And in a triple triumph as Lennon celebrates his 35th birthday and the arrival of his new son, Sean, he finally receives his green card. Return to The Beatle, The Bankie & The Bouquet blog. This blog is strictly non-commercial. All material is the property of the photographer/artist/copyright holder concerned. Any copyright owner...
Jimmy joins Labour Party
In October 1977 Jimmy joins the Labour Party. It is a huge political move in which he is vilified as a traitor on both sides. From the Communist Party whom he abandoned his lifelong membership following his UCS fame and from the Labour Party which he had excoriated following election defeat in the 1974 elections. Members of both parties ...
Lennon murdered in New York
This remains one of the saddest moments in modern history. John Lennon is fatally gunned down outside his New York home. Having brought up his son Sean at home, while Yoko went to work, John had recently returned to the studio with material for a new album. It was the first time in six years that the ex-Beatle had written worked on an ...
Death of UCS leader Jimmy Airlie
In March 1997, Reid’s long-time comrade in the Communist Party, in the trade union movement and, most importantly, as his double act in the UCS occupation, Jimmy Airlie dies following a six-month battle with cancer, aged 60. Airlie’s unfortunate passing did not make for any happy ending.
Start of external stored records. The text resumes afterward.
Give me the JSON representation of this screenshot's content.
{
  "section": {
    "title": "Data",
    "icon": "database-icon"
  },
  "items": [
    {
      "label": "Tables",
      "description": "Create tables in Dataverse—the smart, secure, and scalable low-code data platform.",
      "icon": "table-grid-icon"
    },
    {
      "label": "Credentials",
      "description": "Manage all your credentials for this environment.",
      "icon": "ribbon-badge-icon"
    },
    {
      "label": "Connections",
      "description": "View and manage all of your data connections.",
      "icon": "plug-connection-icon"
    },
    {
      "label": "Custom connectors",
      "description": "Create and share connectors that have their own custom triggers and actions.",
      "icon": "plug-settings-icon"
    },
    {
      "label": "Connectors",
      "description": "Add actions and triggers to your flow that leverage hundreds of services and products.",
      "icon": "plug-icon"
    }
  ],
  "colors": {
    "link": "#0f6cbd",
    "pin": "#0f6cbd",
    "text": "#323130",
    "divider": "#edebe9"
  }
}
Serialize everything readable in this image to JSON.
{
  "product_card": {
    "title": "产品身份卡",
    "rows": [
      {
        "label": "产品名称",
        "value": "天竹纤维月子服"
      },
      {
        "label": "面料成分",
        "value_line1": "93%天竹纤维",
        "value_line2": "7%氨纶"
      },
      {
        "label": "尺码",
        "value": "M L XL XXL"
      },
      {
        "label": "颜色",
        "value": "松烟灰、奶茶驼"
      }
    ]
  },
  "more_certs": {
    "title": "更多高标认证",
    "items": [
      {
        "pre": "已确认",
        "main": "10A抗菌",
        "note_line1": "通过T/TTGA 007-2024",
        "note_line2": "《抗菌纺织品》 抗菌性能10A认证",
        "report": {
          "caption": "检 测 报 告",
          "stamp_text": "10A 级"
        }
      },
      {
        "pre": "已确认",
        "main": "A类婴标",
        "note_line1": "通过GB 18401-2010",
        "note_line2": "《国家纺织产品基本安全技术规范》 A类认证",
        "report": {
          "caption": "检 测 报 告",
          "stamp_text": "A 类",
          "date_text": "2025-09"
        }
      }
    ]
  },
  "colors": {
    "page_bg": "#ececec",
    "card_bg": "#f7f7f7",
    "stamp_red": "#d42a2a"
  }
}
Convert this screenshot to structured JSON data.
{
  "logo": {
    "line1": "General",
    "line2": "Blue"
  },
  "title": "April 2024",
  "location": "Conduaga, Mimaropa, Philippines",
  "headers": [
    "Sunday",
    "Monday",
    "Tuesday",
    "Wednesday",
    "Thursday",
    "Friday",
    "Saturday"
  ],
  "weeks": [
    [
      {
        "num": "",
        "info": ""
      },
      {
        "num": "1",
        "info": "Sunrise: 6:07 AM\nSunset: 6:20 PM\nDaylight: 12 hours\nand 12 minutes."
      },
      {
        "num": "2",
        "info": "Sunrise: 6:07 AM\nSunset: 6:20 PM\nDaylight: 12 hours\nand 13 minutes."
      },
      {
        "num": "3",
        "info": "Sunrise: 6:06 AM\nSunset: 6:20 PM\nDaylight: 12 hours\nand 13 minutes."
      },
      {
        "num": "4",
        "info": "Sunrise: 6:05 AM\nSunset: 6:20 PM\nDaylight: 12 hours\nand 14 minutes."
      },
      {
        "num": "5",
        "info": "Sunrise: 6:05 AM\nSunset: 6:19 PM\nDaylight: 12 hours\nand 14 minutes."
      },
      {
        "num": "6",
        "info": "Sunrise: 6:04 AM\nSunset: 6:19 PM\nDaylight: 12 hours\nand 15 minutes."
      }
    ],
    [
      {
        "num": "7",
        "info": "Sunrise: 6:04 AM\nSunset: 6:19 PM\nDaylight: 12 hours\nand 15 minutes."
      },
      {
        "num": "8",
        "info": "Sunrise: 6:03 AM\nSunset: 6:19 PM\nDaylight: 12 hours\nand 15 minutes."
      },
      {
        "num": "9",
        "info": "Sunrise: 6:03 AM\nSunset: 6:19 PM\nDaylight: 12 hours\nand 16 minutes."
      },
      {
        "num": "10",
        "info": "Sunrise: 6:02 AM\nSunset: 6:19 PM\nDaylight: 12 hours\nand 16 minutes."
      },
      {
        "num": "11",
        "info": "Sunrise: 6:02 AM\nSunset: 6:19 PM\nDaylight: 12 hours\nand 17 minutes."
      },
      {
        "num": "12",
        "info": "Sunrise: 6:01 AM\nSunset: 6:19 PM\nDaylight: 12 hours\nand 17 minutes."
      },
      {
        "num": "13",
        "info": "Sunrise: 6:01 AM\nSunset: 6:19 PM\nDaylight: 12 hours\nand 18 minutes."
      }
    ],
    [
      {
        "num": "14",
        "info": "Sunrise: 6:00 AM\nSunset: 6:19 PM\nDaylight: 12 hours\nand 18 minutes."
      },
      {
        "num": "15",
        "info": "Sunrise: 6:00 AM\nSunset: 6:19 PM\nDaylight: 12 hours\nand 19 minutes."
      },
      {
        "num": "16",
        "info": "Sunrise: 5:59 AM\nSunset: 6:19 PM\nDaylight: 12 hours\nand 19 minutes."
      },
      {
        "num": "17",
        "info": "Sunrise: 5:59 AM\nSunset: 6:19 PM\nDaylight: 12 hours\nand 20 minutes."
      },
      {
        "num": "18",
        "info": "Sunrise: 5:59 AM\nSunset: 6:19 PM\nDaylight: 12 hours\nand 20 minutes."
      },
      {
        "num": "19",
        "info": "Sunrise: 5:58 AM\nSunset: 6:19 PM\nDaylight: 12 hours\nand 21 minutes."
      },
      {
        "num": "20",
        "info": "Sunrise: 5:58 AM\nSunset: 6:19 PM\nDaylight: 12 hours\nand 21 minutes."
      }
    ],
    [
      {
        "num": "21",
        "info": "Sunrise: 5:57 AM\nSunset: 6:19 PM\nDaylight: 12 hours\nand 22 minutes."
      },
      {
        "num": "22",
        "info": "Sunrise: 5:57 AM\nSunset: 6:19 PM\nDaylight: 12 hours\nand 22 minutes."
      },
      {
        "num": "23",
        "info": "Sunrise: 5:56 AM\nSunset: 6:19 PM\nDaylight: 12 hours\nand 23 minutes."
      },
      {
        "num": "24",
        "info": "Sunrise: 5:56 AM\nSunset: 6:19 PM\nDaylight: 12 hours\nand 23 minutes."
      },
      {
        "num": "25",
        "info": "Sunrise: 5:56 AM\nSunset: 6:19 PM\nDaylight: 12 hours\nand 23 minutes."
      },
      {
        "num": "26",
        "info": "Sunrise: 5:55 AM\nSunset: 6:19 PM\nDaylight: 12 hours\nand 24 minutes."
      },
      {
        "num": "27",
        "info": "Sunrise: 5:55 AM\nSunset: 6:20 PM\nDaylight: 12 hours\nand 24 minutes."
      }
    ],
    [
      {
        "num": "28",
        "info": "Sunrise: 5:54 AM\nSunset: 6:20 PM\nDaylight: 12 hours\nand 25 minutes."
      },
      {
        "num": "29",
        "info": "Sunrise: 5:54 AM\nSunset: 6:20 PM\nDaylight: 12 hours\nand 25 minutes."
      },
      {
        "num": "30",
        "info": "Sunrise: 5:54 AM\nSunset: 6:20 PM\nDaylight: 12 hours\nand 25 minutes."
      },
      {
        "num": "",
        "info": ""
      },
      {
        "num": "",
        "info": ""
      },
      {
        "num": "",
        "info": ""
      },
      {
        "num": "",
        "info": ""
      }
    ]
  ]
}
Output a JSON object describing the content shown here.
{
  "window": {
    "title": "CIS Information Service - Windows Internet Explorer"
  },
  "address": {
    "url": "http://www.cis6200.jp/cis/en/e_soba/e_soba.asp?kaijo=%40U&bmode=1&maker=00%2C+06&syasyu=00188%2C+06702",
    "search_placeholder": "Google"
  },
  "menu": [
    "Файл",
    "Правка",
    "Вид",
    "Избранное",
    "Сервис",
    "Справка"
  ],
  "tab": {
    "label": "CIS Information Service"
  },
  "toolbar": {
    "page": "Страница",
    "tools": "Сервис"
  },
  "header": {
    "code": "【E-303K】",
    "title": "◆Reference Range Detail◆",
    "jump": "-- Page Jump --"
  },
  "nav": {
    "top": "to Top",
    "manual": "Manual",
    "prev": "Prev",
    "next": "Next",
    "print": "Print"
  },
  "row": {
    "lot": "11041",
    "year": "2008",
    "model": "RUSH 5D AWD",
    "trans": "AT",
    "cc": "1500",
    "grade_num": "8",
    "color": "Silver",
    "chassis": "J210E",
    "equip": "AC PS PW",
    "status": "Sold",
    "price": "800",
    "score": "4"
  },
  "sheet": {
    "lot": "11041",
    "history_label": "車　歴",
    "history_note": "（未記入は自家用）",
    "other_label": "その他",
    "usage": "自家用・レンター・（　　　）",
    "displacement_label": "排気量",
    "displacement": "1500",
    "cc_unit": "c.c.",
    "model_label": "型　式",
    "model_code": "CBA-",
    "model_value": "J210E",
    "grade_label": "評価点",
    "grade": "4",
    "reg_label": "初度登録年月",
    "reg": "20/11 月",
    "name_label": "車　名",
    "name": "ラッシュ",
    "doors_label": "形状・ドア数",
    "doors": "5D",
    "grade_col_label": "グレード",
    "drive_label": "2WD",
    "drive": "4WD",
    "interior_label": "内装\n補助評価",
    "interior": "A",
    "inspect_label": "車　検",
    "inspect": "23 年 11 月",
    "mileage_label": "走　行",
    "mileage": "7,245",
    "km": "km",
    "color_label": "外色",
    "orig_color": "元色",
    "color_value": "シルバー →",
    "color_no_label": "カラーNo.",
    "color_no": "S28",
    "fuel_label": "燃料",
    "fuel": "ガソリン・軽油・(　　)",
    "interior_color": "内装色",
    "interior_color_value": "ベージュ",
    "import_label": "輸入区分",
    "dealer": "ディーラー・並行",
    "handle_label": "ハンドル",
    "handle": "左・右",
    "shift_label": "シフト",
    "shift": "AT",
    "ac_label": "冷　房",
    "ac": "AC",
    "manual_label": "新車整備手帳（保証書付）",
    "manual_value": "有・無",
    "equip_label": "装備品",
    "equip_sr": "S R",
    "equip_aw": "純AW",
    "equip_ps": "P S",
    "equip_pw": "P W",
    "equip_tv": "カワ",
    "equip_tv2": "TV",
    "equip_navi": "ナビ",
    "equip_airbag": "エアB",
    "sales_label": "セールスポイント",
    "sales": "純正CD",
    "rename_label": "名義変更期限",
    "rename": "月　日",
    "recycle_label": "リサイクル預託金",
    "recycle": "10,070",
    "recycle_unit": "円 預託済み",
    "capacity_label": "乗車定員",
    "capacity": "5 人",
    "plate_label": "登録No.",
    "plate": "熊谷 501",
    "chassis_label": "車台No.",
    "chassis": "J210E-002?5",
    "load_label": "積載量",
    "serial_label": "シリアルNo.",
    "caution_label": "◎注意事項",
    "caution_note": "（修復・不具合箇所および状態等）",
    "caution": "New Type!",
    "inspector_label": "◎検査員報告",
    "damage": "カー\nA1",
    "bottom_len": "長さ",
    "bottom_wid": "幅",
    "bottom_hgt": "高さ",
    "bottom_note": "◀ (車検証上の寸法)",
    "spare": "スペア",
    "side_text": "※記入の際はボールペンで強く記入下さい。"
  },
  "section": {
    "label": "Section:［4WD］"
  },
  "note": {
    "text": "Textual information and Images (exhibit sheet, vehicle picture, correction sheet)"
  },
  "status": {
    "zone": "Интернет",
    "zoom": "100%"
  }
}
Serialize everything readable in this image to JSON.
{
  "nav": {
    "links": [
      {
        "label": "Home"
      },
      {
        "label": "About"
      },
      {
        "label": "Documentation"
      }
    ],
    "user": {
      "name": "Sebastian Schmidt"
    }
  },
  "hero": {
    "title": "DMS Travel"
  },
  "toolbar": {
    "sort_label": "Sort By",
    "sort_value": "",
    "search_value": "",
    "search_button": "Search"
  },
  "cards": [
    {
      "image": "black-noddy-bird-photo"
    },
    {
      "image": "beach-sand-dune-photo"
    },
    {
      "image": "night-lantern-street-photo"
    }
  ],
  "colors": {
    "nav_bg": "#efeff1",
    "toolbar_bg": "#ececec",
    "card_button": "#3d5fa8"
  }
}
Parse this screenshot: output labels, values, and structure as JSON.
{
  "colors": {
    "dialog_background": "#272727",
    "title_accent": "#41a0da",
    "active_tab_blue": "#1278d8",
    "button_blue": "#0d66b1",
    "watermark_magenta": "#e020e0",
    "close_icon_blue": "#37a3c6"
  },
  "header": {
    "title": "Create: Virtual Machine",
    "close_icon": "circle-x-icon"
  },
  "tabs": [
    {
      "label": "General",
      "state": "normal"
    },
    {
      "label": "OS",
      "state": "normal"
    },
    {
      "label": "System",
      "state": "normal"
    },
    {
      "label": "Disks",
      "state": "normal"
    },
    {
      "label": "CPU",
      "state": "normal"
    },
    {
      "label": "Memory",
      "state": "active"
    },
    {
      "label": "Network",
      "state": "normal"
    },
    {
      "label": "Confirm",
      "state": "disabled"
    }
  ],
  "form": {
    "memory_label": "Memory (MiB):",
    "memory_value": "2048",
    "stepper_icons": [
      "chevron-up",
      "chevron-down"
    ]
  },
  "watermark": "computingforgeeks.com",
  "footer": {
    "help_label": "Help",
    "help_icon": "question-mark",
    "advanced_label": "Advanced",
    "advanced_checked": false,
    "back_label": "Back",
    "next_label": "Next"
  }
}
The pair were rumoured to have fallen after Reid’s ...
Death of Jimmy Reid aged 78
On August 2010 Jimmy Reid is taken to hospital from his home on the Isle of Bute. Across the very river, the River Clyde, on which he made a living, and led a nation and the working class to an momentous victory. In Greenock, aged 78, Jimmy dies from a brain haemorrhage. Despite leaving the Communist Party for the Labour Party and t...
July 2021 Tariq Ali is 77 years old and lives in London with his wife. The activist, historian, filmmaker and novelist has written numerous books subsequent to the his memoirs Street Fighting Years. He is a member of the editorial board of the New Left Review and, as an intellectual commentator contributes article to newsapers and magazines. ...